Which wood is best for a baseball bat? Here we compare the pros and cons of each in this head to head comparison of birch vs maple vs ash bats.
Northern white ash is the most common wood bat available. It has a little flex in the bat (similar to some aluminum bats) which is popular because it may have a little extra whip.
When using ash you need to hit with the grains. That means you want the grains of the bat to be facing the pitcher. A good indicator is to take the label on the bat and have it facing straight up in the air, or have it facing the ground. The label is printed on top of the grains so if it is pointed up or down at contact you will be in the optimal position. This has been proven to be the strongest part of the bat for exit ball speed and overall bat durability.
- Usually the least expensive type of wood bat.
- Has a little flex in the wood (similar to some aluminum bats)
- When it breaks is usually stays together, thus keeping flying bat shards to a minimum.
Cons for Ash bat
- Wood grains start to flake (sometimes after the first use), and your bat will eventually lose all density in its barrel. So even if the bat is still in one piece, the barrel could be in such bad shape that the bat can’t be used.
- Ash is softer wood compared to maple
- Not as durable as maple or birch.
Maple bats exploded onto the scene about 15 years ago. Maple is a harder, more dense wood than ash. It doesn’t have the same flex as an ash bat, but once you get used to using one, it isn’t really noticeable. Even though its a harder piece of wood, it still breaks pretty easily when contact is made at the end of the bat.
Note about safety: The label on maple bats is stamped with the grains rather than on the top like ash. There was a MLB study done in 2008 because so many maple bats were shattering when breaking, potentially causing serious injury. The results of this study was, when baseballs are hit on top of the maple bats wood grains opposed to with the grains, (like you would with ash) the bat is more durable. So for 2009 maple bats changed the location of their label, (you still want the label pointing up or down at contact). They also include a ink mark that will run depending on the quality of the wood. If the wood does not meet certain specifications it can’t be sold.
Pros for Maple bats
- Harder, more dense piece of wood, compared to ash, so a perfectly hit ball will travel farther.
- Doesn’t flake, making it last for ever as long as you don’t break it. Very durable.
- Dense wood grains give the bats a “trophy shine”
Cons for Maple bats
- Usually a little more expensive than ash bats.
- When it breaks it usually shatters, and you have to deal with flying pieces of bat.
- Can break easier than a birch bat when contact is made at the end of the bat
Birch bats in my opinion have the best characteristics of maple and ash, put together in one bat.
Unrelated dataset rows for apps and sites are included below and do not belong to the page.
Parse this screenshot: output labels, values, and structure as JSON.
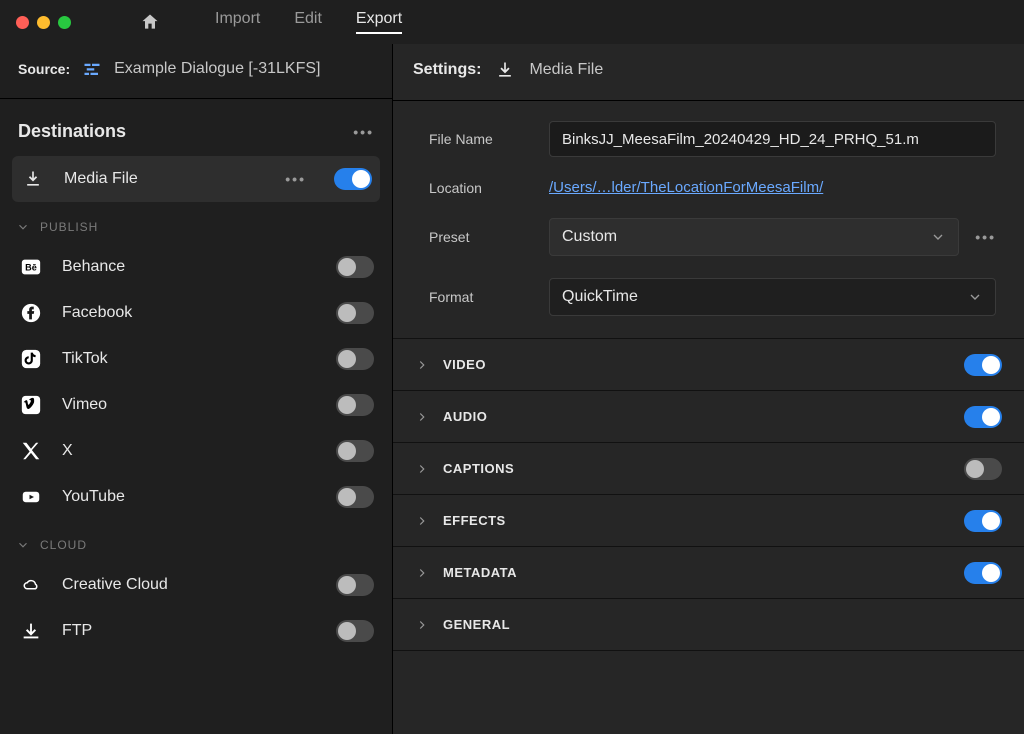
{
  "topbar": {
    "tabs": [
      "Import",
      "Edit",
      "Export"
    ],
    "active_tab": 2
  },
  "source": {
    "label": "Source:",
    "name": "Example Dialogue [-31LKFS]"
  },
  "destinations": {
    "label": "Destinations",
    "media_file_label": "Media File",
    "publish_label": "PUBLISH",
    "cloud_label": "CLOUD",
    "publish_items": [
      {
        "label": "Behance",
        "on": false
      },
      {
        "label": "Facebook",
        "on": false
      },
      {
        "label": "TikTok",
        "on": false
      },
      {
        "label": "Vimeo",
        "on": false
      },
      {
        "label": "X",
        "on": false
      },
      {
        "label": "YouTube",
        "on": false
      }
    ],
    "cloud_items": [
      {
        "label": "Creative Cloud",
        "on": false
      },
      {
        "label": "FTP",
        "on": false
      }
    ]
  },
  "settings": {
    "label": "Settings:",
    "title": "Media File",
    "file_name_label": "File Name",
    "file_name_value": "BinksJJ_MeesaFilm_20240429_HD_24_PRHQ_51.m",
    "location_label": "Location",
    "location_value": "/Users/…lder/TheLocationForMeesaFilm/",
    "preset_label": "Preset",
    "preset_value": "Custom",
    "format_label": "Format",
    "format_value": "QuickTime",
    "sections": [
      {
        "label": "VIDEO",
        "on": true
      },
      {
        "label": "AUDIO",
        "on": true
      },
      {
        "label": "CAPTIONS",
        "on": false
      },
      {
        "label": "EFFECTS",
        "on": true
      },
      {
        "label": "METADATA",
        "on": true
      },
      {
        "label": "GENERAL",
        "on": null
      }
    ]
  }
}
Birch bats have a flex similar to ash but doesn’t flake, which is similar to maple. In other words, the birch has the durability of maple with the flex of ash.
However a brand new just out of the box birch bat takes some “breaking in”. Birch requires some batting practice to compress the wood and make it harder.
Pros for Birch bats
- Has a flex similar to ash
- Similar to maple when it comes to hardness (doesn’t break down due to normal wear and tear)
- Combo of hardness and flexibility makes birch bats more durable than any other type of wood bats, while showing pop
Cons for Birch bats
- Can require a short break in period of somewhere between 30 to 50 contacts to reach maximum hardness
So which type of wood is better for a baseball bat?
I have taken tens of thousands of swings with all 3 types of wood. Now I have been using these birch bats for a few years and I really like them.
I feel like my birch bats get harder after every use. I personally break a lot less birch bats. Not sure why but I would usually average about 12 maples a year where now I break 3-5 birch a year. Most of my breaks are off the end and that is where I feel birch bats are more durable than maple or ash.
SPECIAL NOTE – For the last 7 years of my pro career, before retiring in 2017, I used B45 birch bats. And I happily recommend them because, unlike some of the bigger companies, they make a pro quality birch wood bats for ALL their customers, whether or not they are actually a professional baseball player.
If you’re not sure which one is right for you, check out our pro review of the best wood bats.